TLC wouldn’t get back to #1 after “Unpretty.” They’re a quintessentially ‘90s act and would get back into the Top 10 after 1999. The success of FanMail wasn’t enough to quiet tensions in the group specifically with Left Eye who expressed frustration over her treatment in the group. She challenged her bandmates to record solo albums but it was eventually canceled. Left Eye did have a solo hit soon after with her guest feature on Donell Jones’ 2000 R&B hit “U Know What’s Up” which peaked at #7. (It’s a 6.) The group began recording a new album in 2001 while Left Eye recorded a solo album named Supernova which initially was released overseas but Arista Records scrapped its release in America. Left Eye soon began working on a second album but before it was completed she died tragically in a car accident in Honduras in April 2002 at age 30.
Soon after, the surviving members decided to retire after the next album release 3D which did moderately well upon its release in November 2002 but was certainly a big fall from the heights of CrazySexyCool and FanMail. The retirement didn’t last long as T-Boz and Chili decided to carry on TLC as a duo without a replacement for Left Eye. They did a reality show where singers auditioned to sing on a TLC song. Since then, TLC has shifted into a nostalgic act continuing to tour often paired with other ‘90s acts like New Kids on the Block, Naughty By Nature, All-4-One, and C + C Music Factory. They released their fifth self-titled album in 2017 with the help of donations through a Kickstarter campaign.
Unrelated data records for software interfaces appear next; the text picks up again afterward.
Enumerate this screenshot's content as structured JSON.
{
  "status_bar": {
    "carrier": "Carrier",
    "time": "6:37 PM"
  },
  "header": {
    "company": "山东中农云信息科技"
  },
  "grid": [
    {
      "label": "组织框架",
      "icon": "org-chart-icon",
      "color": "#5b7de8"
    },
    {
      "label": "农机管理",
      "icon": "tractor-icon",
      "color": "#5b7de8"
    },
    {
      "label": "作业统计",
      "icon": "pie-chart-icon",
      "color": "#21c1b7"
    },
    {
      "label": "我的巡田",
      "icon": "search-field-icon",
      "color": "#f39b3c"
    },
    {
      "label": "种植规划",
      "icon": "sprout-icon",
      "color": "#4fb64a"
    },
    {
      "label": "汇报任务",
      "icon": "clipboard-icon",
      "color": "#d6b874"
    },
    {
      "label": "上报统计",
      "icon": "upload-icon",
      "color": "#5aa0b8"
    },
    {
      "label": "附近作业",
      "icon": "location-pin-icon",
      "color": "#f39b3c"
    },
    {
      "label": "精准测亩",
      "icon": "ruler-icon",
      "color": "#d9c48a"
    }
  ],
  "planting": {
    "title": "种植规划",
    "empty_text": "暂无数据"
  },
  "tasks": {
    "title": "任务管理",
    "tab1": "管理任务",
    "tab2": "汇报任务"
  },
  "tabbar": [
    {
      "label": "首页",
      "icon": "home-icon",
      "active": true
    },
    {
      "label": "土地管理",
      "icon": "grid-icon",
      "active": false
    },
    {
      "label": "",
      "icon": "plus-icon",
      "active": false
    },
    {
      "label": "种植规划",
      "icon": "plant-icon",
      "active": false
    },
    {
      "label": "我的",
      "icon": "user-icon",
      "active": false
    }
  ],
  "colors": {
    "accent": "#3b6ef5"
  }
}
Both T-Boz and Chili say it’s their final album but plan on continuing to tour in the TLC name.
(The Glee cast’s highest-charting single is their 2009 version of Journey’s “Don’t Stop Believin’,” which peaked at #4. It’s a 5.)
BONUS BONUS BEATS: Here’s prior The Ones of the ’10s subject Kelly Clarkson covering “Unpretty” today for her Kellyoke series: